Introduction

Chapter 1        Religious Lives

Chapter 2        The Uniformity of Natural Laws

Chapter 3        The Limits of Science

Chapter 4        The Goals of Science Education: The Working Men’s College

Chapter 5        Intellectual Freedom

Chapter 6        Free Will and Natural Laws

Chapter 7        How the Naturalists “Won”

Conclusion
 
Acknowledgments

Notes

Bibliography

Index

Editorial Reviews
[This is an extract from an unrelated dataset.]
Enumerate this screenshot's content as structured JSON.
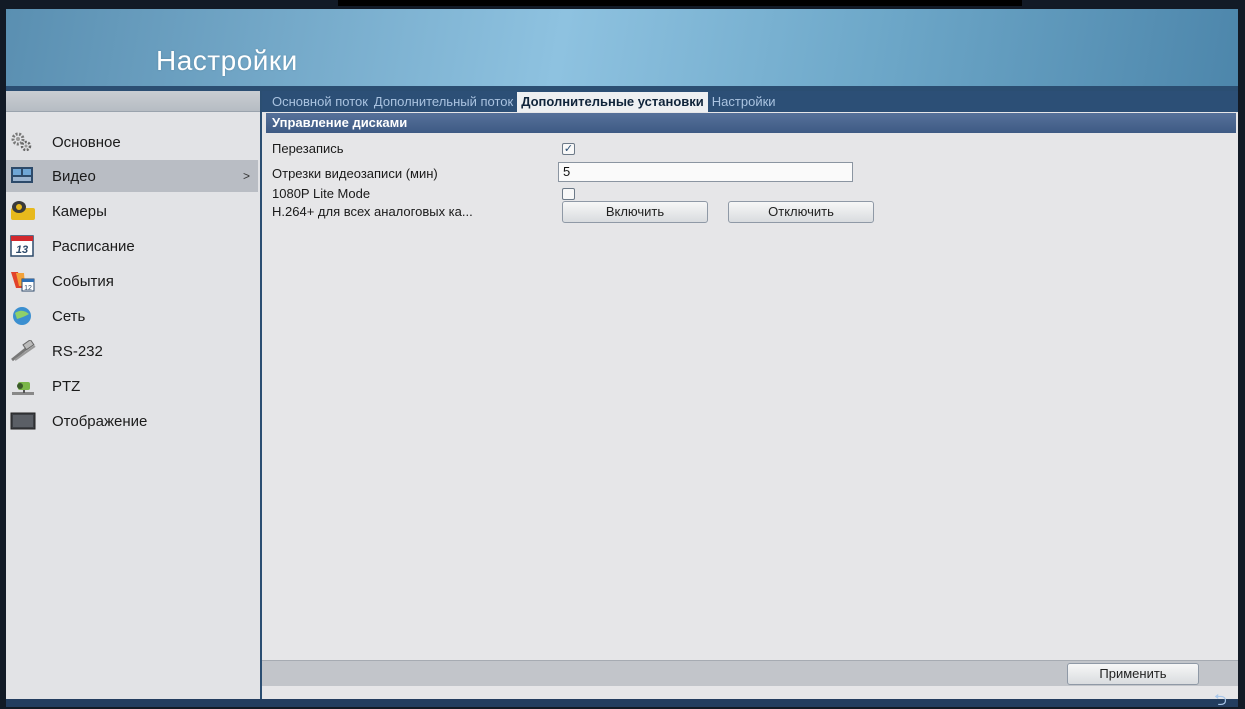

“Matthew Stanley has written an absorbing, meticulously researched book that usefully complicates our understanding of the exclusion of God as an explanatory agent from the sciences.  Using James Clerk Maxwell and Thomas H. Huxley as representative figures, he shows that for much of the nineteenth century proponents of theistic science and scientific naturalism in Great Britain worked side by side and shared similar views of the uniformity of nature, the limits of scientific investigation, and the values and goals of science education.  Stanley rejects the notion that the triumph of “methodological naturalism” in science was the result of a victory of enlightenment over obscurantism; it was rather the result of shrewd strategic decisions on the part of scientific naturalists.  A stimulating and persuasive account of Victorian scientific theory and practice.”